You Don't Have to be a CS Major to Have an Idea

When you hear the phrase “tech industry” (and you do, you probably use it yourself all the time), most often the associations will be with consumer web companies and cleantech. That’s now a part of our cultural vocabulary, but technology isn’t the exclusive domain of these sectors. The word technology was around long before the dotcom boom, and there are still plenty of us who use the term in a far less narrow context.

Cleantech now dominates the conversation about transportation. The automotive industry has more and more cleantech entrepreneurs, but Toyota’s Prius and Fisker’s Karma are preceded by a long line of innovations, starting with the ancient civilizations who handily gave us the wheel, through to Karl Benz who invented the first practical, gasoline engine automobile so that his wife, Bertha, could take long distance trips.

Similarly, a half millennium of change in the way we communicate wasn’t spurred by a dynasty of web developers. Rather it was crafted by a handful of humble pragmatists looking to accomplish something. Gutenberg was looking for a better way to spread the good word. Sholes and Glidden a better way for typists to put words to the page. Carlson a better way to copy. And Tim Berners-Lee a better way to whip words around the globe. These pragmatists worked from simple ambition, but their creations ushered in a communications revolution.

So why do even those of us who work within the ‘Internet sector’ believe we have the monopoly on technology?

We don’t.
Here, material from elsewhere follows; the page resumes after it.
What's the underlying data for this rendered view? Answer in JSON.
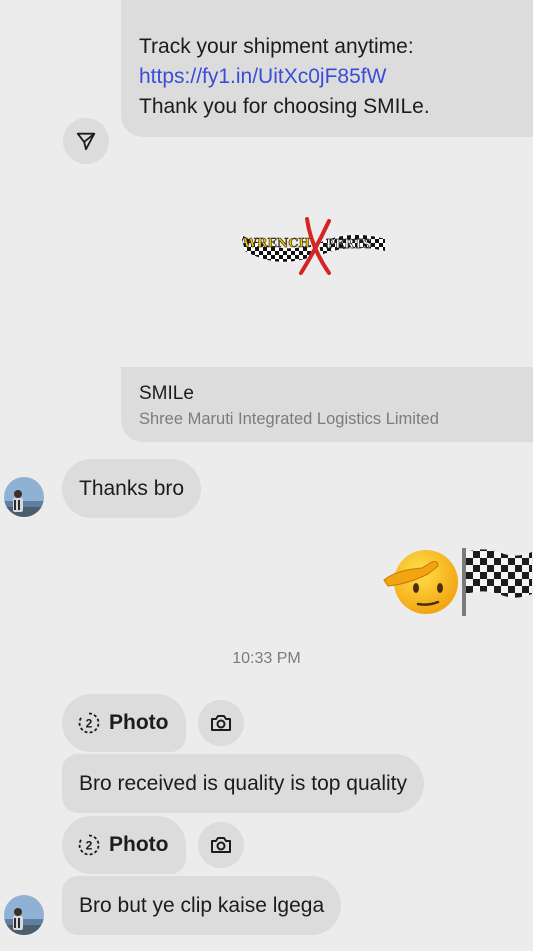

The lines have always been blurred, possibly nonexistent. Even businesses that exist on the periphery of the tech industry, companies like Craft Coffee and BirchBox, are an essential part of this relentless innovation in communication. They rely on the Internet as a core element of how they market, but fundamentally, they still produce and distribute traditional goods and services.

Let’s start calling what we do what it is. Technology is all about pushing humankind forward and developing new ideas, new processes, new goods, new methods, and new designs. It shouldn’t be a buzzword for one particular industry, or a moniker for some untouchable notion of invention belonging to the entrepreneurial elite.

Let’s honor the humble pragmatism of the innovators that came before us. The “tech industry” should be a simple solution to the problems we face. It should communicate better. It should make our words clearer. And it should be open to everyone.